Religious Leaders Tackle Montgomery Police Policy On Immigrants

February 12, 2009

Author: Megan Miller

Source: Capital News Service

Maryland members of the Interfaith Immigration Coalition, which came to Capitol Hill Wednesday calling for comprehensive federal reform, criticized Montgomery County's toughening policy on illegal immigrant crime.

"We are called to act on what we preach, and to show that there are no strangers among us," said Rev. Joan Carter Rimbach, pastor of the First United Methodist Church of Hyattsville, which hosts a monthly legal clinic on immigration issues. "We're dealing with human lives here. With individuals and with families."

Montgomery County's new criminal policy, announced by County Executive Isiah Leggett Tuesday, calls for "anyone arrested and charged in Montgomery County for crimes of violence" or for illegal handgun possession to be reported to Federal Immigration and Customs Enforcement for an immigration status check. Status questions could prompt deportation.

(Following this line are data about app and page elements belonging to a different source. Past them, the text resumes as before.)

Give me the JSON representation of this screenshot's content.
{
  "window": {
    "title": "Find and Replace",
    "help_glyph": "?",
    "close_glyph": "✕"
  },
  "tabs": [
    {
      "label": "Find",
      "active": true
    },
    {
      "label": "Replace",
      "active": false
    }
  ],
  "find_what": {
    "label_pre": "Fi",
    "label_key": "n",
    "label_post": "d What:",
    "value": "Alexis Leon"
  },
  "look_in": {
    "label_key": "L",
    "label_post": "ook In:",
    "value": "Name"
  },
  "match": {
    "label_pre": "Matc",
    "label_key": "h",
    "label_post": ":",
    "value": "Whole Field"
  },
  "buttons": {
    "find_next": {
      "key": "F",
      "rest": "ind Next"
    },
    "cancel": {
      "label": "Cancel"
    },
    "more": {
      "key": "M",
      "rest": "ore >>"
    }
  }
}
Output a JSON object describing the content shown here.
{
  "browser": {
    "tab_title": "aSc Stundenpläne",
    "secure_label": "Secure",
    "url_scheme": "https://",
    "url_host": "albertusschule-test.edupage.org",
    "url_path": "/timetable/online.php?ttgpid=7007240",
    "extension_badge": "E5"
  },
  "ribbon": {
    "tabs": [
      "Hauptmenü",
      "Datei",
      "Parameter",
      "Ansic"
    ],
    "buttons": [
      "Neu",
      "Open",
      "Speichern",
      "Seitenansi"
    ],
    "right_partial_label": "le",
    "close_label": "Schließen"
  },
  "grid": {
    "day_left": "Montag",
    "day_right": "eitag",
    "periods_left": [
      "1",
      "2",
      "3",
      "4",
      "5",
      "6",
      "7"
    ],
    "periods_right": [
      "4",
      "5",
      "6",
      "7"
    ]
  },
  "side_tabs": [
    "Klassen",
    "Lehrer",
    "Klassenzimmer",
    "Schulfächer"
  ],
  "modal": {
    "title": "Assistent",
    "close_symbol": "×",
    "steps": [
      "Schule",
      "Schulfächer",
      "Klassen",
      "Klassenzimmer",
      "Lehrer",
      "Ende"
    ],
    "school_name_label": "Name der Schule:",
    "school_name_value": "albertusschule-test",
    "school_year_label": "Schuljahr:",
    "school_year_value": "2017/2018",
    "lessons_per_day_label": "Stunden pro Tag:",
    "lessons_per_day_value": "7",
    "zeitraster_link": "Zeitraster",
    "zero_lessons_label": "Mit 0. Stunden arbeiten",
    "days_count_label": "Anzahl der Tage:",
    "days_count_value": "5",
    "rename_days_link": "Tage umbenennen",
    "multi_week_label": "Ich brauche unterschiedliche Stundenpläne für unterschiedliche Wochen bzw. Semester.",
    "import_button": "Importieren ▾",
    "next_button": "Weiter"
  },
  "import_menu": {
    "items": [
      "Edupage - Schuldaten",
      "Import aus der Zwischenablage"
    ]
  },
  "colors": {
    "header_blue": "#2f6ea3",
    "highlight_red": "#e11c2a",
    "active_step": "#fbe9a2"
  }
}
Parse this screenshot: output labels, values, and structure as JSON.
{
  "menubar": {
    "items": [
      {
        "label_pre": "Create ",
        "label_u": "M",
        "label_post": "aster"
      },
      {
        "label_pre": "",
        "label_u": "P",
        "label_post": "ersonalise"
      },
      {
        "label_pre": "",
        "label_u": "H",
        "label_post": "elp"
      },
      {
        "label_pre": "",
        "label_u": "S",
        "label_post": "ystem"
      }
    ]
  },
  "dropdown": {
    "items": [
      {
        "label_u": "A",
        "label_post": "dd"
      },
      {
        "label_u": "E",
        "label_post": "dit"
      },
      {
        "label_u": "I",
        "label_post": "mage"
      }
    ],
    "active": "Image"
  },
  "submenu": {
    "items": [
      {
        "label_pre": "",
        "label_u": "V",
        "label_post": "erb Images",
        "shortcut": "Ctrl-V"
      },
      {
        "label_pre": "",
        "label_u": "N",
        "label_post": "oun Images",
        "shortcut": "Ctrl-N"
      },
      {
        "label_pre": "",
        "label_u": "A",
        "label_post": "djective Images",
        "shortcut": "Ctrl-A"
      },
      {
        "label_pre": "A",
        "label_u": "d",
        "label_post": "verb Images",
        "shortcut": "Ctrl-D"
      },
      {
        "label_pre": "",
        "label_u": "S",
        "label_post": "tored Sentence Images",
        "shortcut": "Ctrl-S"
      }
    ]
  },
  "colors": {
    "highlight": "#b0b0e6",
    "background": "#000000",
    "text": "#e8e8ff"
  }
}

"This new policy can assist the county in helping to keep violent offenders off the streets," Leggett's announcement read. "We can accomplish this without our officers becoming federal immigration police or crossing the line into 'profiling' individuals based on their race or ethnicity."

"We believe that local enforcement of federal immigration laws is a bad idea," said Kelly O'Brien, a lawyer with the immigrant rights organization CASA of Maryland. O'Brien called Montgomery's new policy "the lesser of evils" compared with more aggressive measures elsewhere, including Frederick County.